----- GIVEN ENTRIES -----
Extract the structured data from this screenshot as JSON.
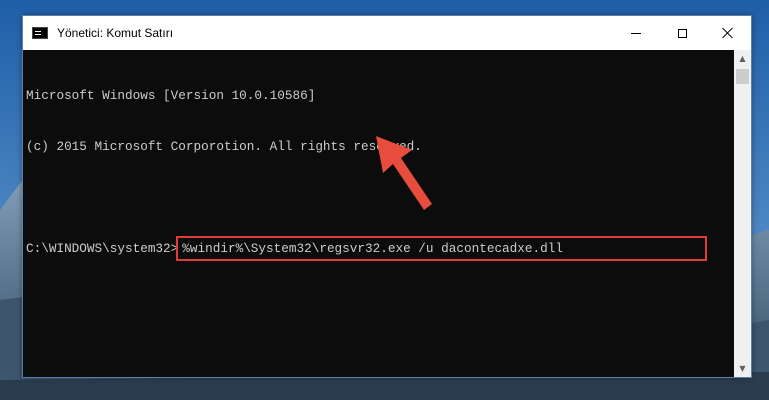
{
  "window": {
    "title": "Yönetici: Komut Satırı",
    "icon": "cmd-icon"
  },
  "console": {
    "lines": [
      "Microsoft Windows [Version 10.0.10586]",
      "(c) 2015 Microsoft Corporotion. All rights reserved.",
      ""
    ],
    "prompt": "C:\\WINDOWS\\system32>",
    "command": "%windir%\\System32\\regsvr32.exe /u dacontecadxe.dll"
  },
  "scrollbar": {
    "up_glyph": "▲",
    "down_glyph": "▼"
  },
  "colors": {
    "console_bg": "#0c0c0c",
    "console_text": "#cccccc",
    "highlight": "#e23b3b",
    "arrow": "#e74c3c"
  }
}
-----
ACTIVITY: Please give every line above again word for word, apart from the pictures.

COMPLETED TASK:
Extract the structured data from this screenshot as JSON.
{
  "window": {
    "title": "Yönetici: Komut Satırı",
    "icon": "cmd-icon"
  },
  "console": {
    "lines": [
      "Microsoft Windows [Version 10.0.10586]",
      "(c) 2015 Microsoft Corporotion. All rights reserved.",
      ""
    ],
    "prompt": "C:\\WINDOWS\\system32>",
    "command": "%windir%\\System32\\regsvr32.exe /u dacontecadxe.dll"
  },
  "scrollbar": {
    "up_glyph": "▲",
    "down_glyph": "▼"
  },
  "colors": {
    "console_bg": "#0c0c0c",
    "console_text": "#cccccc",
    "highlight": "#e23b3b",
    "arrow": "#e74c3c"
  }
}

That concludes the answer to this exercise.